1. IBN KHALDUN’S ‘ASABIYYA AND THE CYCLE OF FEAR
A Definition of ‘Asabiyya and its Sectarian Dimension
How a Group Develops High ‘Asabiyya
The Nature and Influence of a Group with High ‘Asabiyya
How a Dynasty Maintains ‘Asabiyya
Variables for the Success of a Dynasty
How a Group’s ‘Asabiyya Declines
Foundations of the Sect
Becoming Ibna’ al-Jabal (Sons of the Mountain)
Fatwas and Officialdom
Ottoman Rule: Continued Alawite Marginalization
Saving Alawite ‘Souls’
Resistance and Receptivity
Independent Syria and the ‘Problem’ of Pluralism
Suspicions of Sectarianism
4. APOGEE & DECLINE
Early Asad Rule
The Muslim Brotherhood Rebellion
The Hama Tragedy
The Spoils of Power
Struggle for the Asad Dynasty
The Alawite-Iranian Axis
Preparing for Succession
5. RAPID DESCENT
A Modernising Reformer?
Regime Consolidation and Isolation
Alawite Socio-Economic Conditions under Bashar al-Asad
The ‘Precarious’ Security of the Lebanese Alawites
6. RUMBLINGS OF REVOLUTION
A Confident Bashar al-Asad
Rising Internal Challenges
A Rising Islamic Tide?
Integration at Last?
List of Tables
‘Goldsmith does not see [the Alawites’] loyalty as given.
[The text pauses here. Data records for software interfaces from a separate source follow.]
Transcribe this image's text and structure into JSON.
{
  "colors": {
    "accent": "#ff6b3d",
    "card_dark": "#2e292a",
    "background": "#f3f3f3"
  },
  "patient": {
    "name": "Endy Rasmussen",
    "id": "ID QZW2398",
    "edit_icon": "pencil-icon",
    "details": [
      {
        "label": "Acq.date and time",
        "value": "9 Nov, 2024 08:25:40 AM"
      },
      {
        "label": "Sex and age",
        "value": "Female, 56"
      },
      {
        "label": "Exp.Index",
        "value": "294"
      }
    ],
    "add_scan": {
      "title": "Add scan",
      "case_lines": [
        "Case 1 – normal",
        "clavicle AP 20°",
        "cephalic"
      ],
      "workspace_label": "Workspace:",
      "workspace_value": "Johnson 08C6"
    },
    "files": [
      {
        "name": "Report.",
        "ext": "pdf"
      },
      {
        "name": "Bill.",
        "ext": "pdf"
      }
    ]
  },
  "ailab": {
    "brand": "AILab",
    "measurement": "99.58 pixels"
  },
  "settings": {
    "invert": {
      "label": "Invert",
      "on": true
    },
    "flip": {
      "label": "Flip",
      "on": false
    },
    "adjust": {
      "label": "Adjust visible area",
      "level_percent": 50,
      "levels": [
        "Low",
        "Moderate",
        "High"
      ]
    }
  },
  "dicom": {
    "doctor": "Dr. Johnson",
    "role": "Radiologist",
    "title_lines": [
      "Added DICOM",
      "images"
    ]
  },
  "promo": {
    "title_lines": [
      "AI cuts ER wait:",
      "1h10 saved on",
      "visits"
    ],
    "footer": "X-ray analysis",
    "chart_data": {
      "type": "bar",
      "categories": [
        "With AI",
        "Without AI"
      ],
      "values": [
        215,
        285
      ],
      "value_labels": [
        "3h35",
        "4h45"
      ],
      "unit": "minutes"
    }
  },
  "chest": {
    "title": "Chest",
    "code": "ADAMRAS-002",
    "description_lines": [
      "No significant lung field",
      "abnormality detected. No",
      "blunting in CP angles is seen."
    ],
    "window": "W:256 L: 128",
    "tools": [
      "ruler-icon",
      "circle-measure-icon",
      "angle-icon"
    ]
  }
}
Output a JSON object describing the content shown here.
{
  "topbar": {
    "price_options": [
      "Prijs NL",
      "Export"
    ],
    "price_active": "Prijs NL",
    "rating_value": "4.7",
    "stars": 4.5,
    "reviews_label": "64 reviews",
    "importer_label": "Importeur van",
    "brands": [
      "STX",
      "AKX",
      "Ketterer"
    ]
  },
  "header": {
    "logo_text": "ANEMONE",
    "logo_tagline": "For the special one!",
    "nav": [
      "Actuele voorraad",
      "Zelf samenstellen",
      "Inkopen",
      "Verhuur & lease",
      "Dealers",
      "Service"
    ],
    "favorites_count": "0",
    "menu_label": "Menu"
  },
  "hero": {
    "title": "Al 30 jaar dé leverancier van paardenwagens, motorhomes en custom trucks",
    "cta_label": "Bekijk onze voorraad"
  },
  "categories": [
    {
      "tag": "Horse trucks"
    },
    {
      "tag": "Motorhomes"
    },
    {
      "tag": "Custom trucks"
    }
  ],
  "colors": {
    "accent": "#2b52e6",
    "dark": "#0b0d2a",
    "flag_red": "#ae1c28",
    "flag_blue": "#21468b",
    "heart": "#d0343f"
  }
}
He sets out to explain it by examining their history. … Goldsmith shows that years of persecution since the sect’s founding have taught its adherents to stick together, and, as things have grown worse, to the regime. … a welcome addition to scholarship on Syria.’ — The Economist
‘[A] timely account about hitherto little-known but influential communities’ – Asian Affairs
‘Cycle of Fear is based on an impressive amount of field research as well as interviews with hard-to-reach leading Alawite figures inside Syria and elsewhere. Goldsmith does a good job of unmasking much of the mystery surrounding this sect and places within its historical context the twentieth century rise of the Alawites and the decision by most Alawites in the current conflict to stick with the Assad regime. I highly recommend it.’ — David W. Lesch, Ewing Halsell Distinguished Professor of Middle East History at Trinity University in San Antonio, Texas, and author of Syria: The Fall of the House of Assad
‘Leon Goldsmith makes a timely argument about the Alawite community that has provided the main pillar of support for Assad’s rule in Syria. He explains how the minority complex of this small but powerful sect has been shaped by centuries of persecution. Their internal solidarity and fear of the Sunni majority, Goldsmith argues, has convinced them that their present struggle is a matter of life and death. This brief and engaging interpretive essay helps us to understand the cycle of fear that grips all religious communities in Syria today and makes the civil war so intractable.’ — Joshua Landis, Director, Center for Middle East Studies, University of Oklahoma, and author of SyriaComment.com
‘This valuable study usefully combines Ibn Khaldun’s theory of cycles of rule, dependent on the changing assabiyeh of the ruling group, with the impact of the security dilemma to explain the causes and consequences of the Alawite community’s association with the Assad regime. It benefits from the author’s exceptional access to the Alawite heartland to provide a convincing and sympathetic portrait of this community.’ — Raymond Hinnebusch, Professor of International Relations and Director of the Centre for Syrian Studies, University of St. Andrews
‘A splendid, multi-faceted, and scrupulously fair survey of the Alawite community of Syria — easily the best available in English. Based on courageous, thoroughly professional field work immediately before and amid the outbreak of the street uprising against Bashar al-Assad, Cycle of Fear not only provides an excellent historical background, but also gives a wonderful portrayal of the Alawites at a critical turning point in their modern affairs. The present Syrian crisis cannot be comprehended without understanding the Alawites, who are at once the lifeblood and the prisoners of the Assad regime, which has increasingly taken them for granted. — William Harris, Professor in the Department of Politics, University of Otago and author of Lebanon: A History, 600-2011